"We want to have them back safe and sound. Their children, spouses, parents, siblings and loved ones are anxious and waiting for them to come home."

No word

The ICRC said it has not heard from the three captives since Monday.

Jesus Verzosa, head of the national police, said he has received information that the victims are unharmed but he declined to give more details.

"We are negotiating and we're trying our best to ensure the safety of the hostages as we have always been doing in other incidents," he said.

Police are co-ordinating closely with soldiers who are searching jungle territory in the interior of southern Jolo island for signs of the ICRC workers and their captors, he said.

Julasirim Kasi, police chief on Jolo, told Reuters news agency that the kidnapping was believed to be led by Albader Parad, a senior leader of the Abu Sayyaf group.

Abu Sayyaf, which has been linked to Jemaah Islamiyah (JI) and is believed to be sheltering people suspected of involvement in the 2002 Bali bombings, has a notorious reputation for kidnapping.

Jolo, a majority Muslim island about 950km south of Manila, was once portrayed as a success story in the Philippine military's battle to flush out the Abu Sayyaf but the group has since resumed kidnappings and decapitations.

Meanwhile, the military's relations with the locals have deteriorated due to operations that have forced villagers from their homes.

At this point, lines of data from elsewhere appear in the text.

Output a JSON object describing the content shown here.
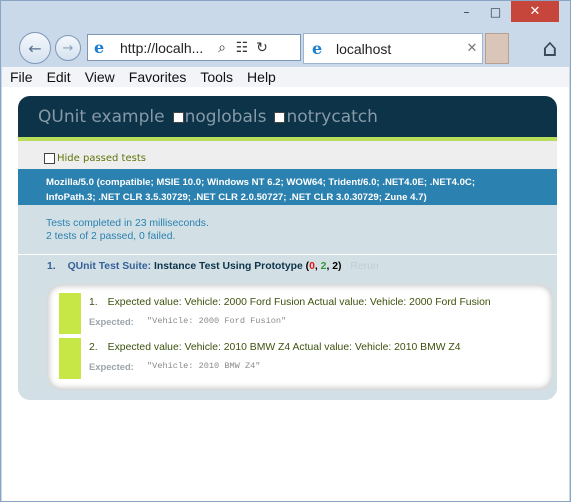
{
  "window": {
    "minimize_glyph": "–",
    "maximize_glyph": "□",
    "close_glyph": "✕"
  },
  "nav": {
    "back_glyph": "←",
    "forward_glyph": "→",
    "url": "http://localh...",
    "search_glyph": "⌕",
    "compat_glyph": "☷",
    "refresh_glyph": "↻",
    "ie_glyph": "e",
    "tab_title": "localhost",
    "tab_close_glyph": "✕",
    "home_glyph": "⌂"
  },
  "menu": [
    "File",
    "Edit",
    "View",
    "Favorites",
    "Tools",
    "Help"
  ],
  "qunit": {
    "title": "QUnit example",
    "option_noglobals": "noglobals",
    "option_notrycatch": "notrycatch",
    "hide_passed_label": "Hide passed tests",
    "user_agent_line1": "Mozilla/5.0 (compatible; MSIE 10.0; Windows NT 6.2; WOW64; Trident/6.0; .NET4.0E; .NET4.0C;",
    "user_agent_line2": "InfoPath.3; .NET CLR 3.5.30729; .NET CLR 2.0.50727; .NET CLR 3.0.30729; Zune 4.7)",
    "result_line1": "Tests completed in 23 milliseconds.",
    "result_line2": "2 tests of 2 passed, 0 failed.",
    "test": {
      "number": "1.",
      "module": "QUnit Test Suite:",
      "name": "Instance Test Using Prototype",
      "count_open": "(",
      "failed": "0",
      "sep1": ", ",
      "passed": "2",
      "sep2": ", ",
      "total": "2",
      "count_close": ")",
      "rerun": "Rerun"
    },
    "assertions": [
      {
        "number": "1.",
        "message": "Expected value: Vehicle: 2000 Ford Fusion Actual value: Vehicle: 2000 Ford Fusion",
        "expected_label": "Expected:",
        "expected_value": "\"Vehicle: 2000 Ford Fusion\""
      },
      {
        "number": "2.",
        "message": "Expected value: Vehicle: 2010 BMW Z4 Actual value: Vehicle: 2010 BMW Z4",
        "expected_label": "Expected:",
        "expected_value": "\"Vehicle: 2010 BMW Z4\""
      }
    ]
  },
  "colors": {
    "header_bg": "#0d3349",
    "accent_green": "#b8dd5a",
    "ua_bg": "#2b81af",
    "pass_bar": "#c6e746",
    "close_button": "#c7463c"
  }
}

Despite American military training and assistance, including dozens of US troops stationed in Jolo, Abu Sayyaf fighters have abducted several people on Jolo and nearby Basilan island in recent months.

So far, all the abductees have been released, usually after a ransom has been paid.

Philippine officials have said they believe the group is resorting to ransom kidnappings because it is running out of funds.